• _Your task_
Print the records below exactly as they appear.

• _Saved data entries_
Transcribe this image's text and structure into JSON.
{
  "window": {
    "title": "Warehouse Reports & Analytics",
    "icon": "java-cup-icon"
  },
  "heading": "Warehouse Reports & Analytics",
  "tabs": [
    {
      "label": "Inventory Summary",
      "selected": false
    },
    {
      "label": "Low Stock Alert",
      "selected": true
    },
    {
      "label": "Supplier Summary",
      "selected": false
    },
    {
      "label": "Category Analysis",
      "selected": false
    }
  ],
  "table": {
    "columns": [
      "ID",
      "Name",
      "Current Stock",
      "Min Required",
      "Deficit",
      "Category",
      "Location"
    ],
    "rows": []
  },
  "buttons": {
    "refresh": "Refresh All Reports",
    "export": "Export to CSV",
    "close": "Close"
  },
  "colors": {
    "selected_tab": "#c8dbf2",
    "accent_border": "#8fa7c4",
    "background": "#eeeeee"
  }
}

• _Response to the exercise_
Transcribe this image's text and structure into JSON.
{
  "window": {
    "title": "Warehouse Reports & Analytics",
    "icon": "java-cup-icon"
  },
  "heading": "Warehouse Reports & Analytics",
  "tabs": [
    {
      "label": "Inventory Summary",
      "selected": false
    },
    {
      "label": "Low Stock Alert",
      "selected": true
    },
    {
      "label": "Supplier Summary",
      "selected": false
    },
    {
      "label": "Category Analysis",
      "selected": false
    }
  ],
  "table": {
    "columns": [
      "ID",
      "Name",
      "Current Stock",
      "Min Required",
      "Deficit",
      "Category",
      "Location"
    ],
    "rows": []
  },
  "buttons": {
    "refresh": "Refresh All Reports",
    "export": "Export to CSV",
    "close": "Close"
  },
  "colors": {
    "selected_tab": "#c8dbf2",
    "accent_border": "#8fa7c4",
    "background": "#eeeeee"
  }
}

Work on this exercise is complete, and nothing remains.